Well, that's great if you're married and a mother. It's not so great if you aren't.
Claiming a Proverbs 31 woman comes at the exclusion of those women who are called to be celibate or who do not have children---we should recall, if we advocate a full reading of Scripture, that St. Paul is strongly in favor of celibacy, so it can very well indeed be a noble spiritual calling of our Lord.
Again, it's a disservice to the Text to try to make it about all women, because the whole of Scripture has given us examples of real women who do not fit the woman of Proverbs 31: Sarah, Tamar, Leah, Esther, Deborah, Miriam, Lydia, Mary Magdaline, Martha, the Virgin Mary, and so on.
The Proverbs 31 woman is indeed to be praised, but she is not the only type. It's hurtful to a woman who is not married or who cannot have children to be made to feel that the standard she is judged by is set so hastily in a single portion of Scripture.
Moreover, if "Live 31!" is our thinking, where is the equivalent passage for what it means to be a man? Job? Then what of Paul's instructions? Be like Caleb? What about John the Beloved who reclined against the breast of Jesus? (A slightly more effeminate quality that I imagine many of the posters on the Facebook page would balk at.)
Ultimately, this encourages a marginal reading of the Scripture instead of a genuine consideration of the whole. A whole which tells us that the standard for all of us is the person of Jesus Christ.
And, finally, what about the Victoria's Secret models?

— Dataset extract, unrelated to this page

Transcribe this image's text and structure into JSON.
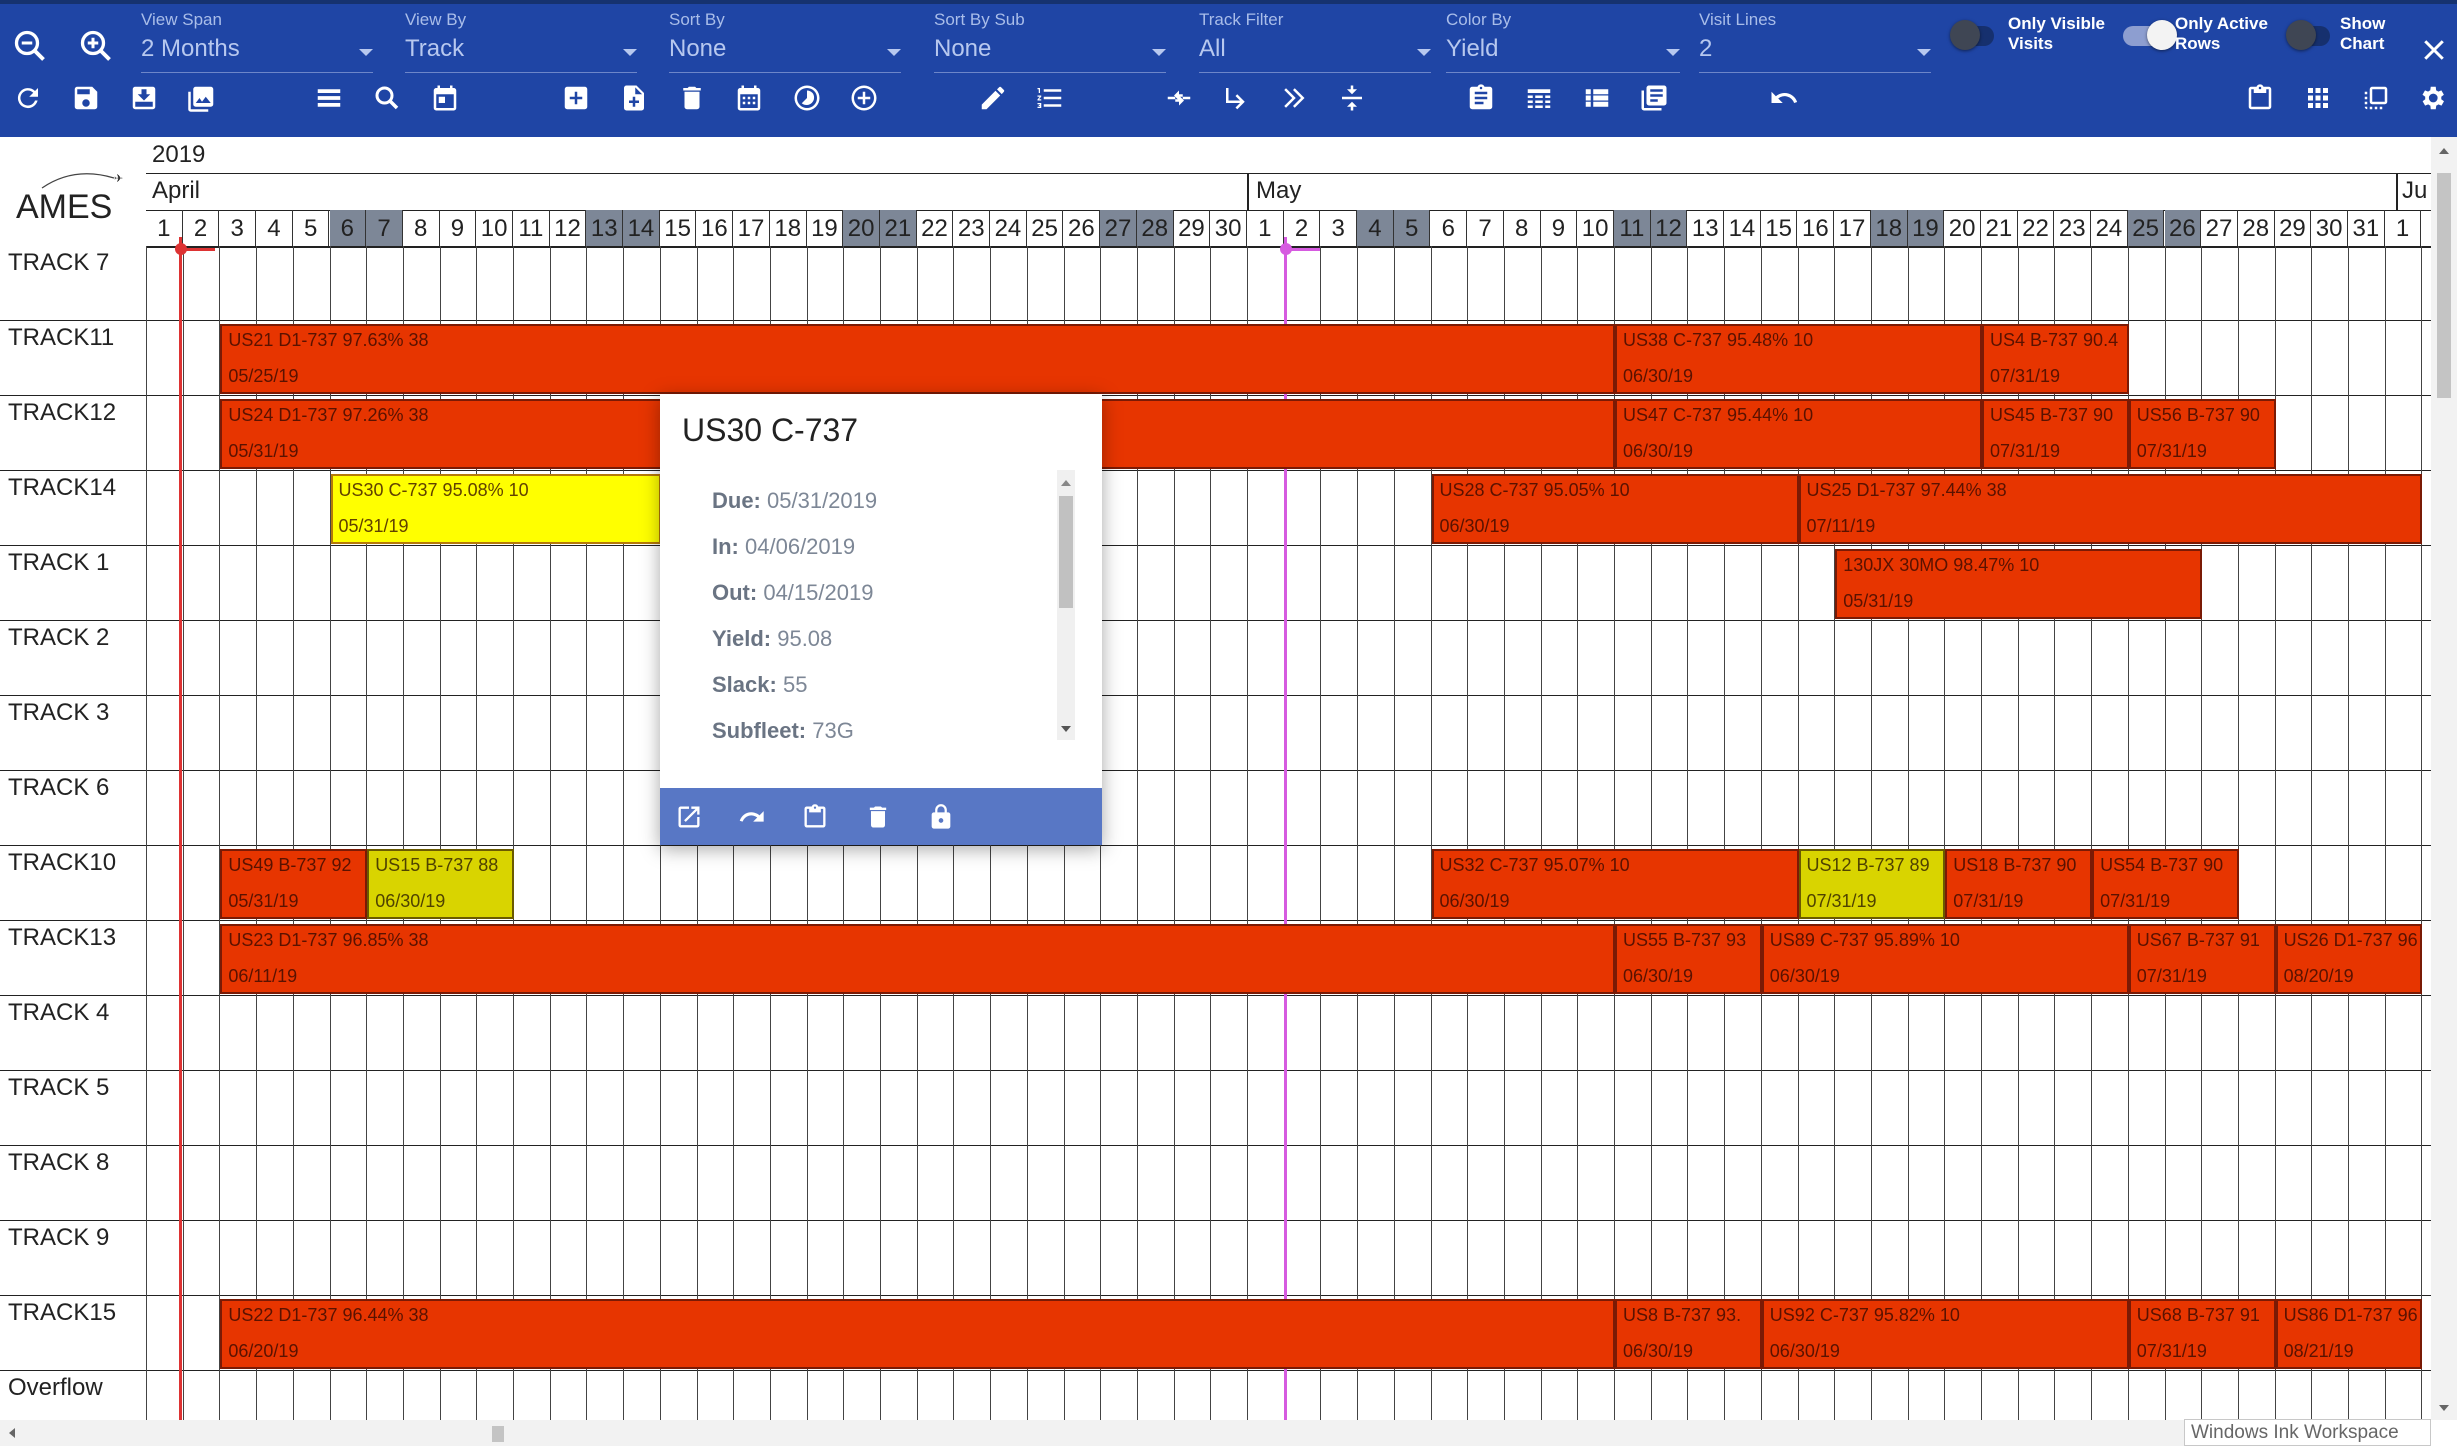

St. Peter reminds us that God is long suffering so that none would be lost. I would hope that those who "Like" this movement also keep in prayer those women who are frightfully beautiful but are not yet Believers. For I hope that we hope that they too would have their hearts turned.
I hope that a Victoria's Secret model never sees that Facebook page, because I fail to see how in any sense or in any way it would turn her to the cross of Christ. There is no grace for her in the midst of those posts, there is certainly no invitation for her to come and listen to mercy.
Indeed, we should be careful to never judge the merit of a woman who happened to be beautiful by presuming that she was not also indwelled by the power of Holy Ghost. (Yes, the page targets Victoria's Secret models, but as many of the posts on the page indicate, physical beauty is being marginalized for the sake of a spiritual beauty to the point that some might question the ability to have both.)
We would do well to ask ourselves if a Victoria's Secret model is a potential woman at the well? If so, though we may be right to condemn those choices she has made to display her body so as to objectify her sex, we have no business making those statements coupled with a desire to put her down for the sake of elevating ourselves.
Authority is always an issue ...
When you start a "movement," you are responsible for it. If you allow it to head a direction contrary to the whole of Scripture, you're accountable as essentially a teacher to that reality. Continuing to post "Live 31" and pith phrases about beauty are all part of a rhetoric of teaching to which you are going to be held to account. If they cannot measure to the whole of he Text, they aren't worthy of being taught or supported.
So, in the end ...
Proverbs 31:9 tells us, "Open your mouth, judge righteously, and defend the rights of the afflicted and needy."
The call is to "Live 31!"
Well, if we are to "Live 31," have we truly considered the rights of the afflicted and the needy if we have supported such a careless regard for the whole of the Scripture and with the marginalization of those women who, according to a reading stripped of context, cannot measure up?
*Thanks to Natalie, in the comments below, I realized these lines needed serious qualification.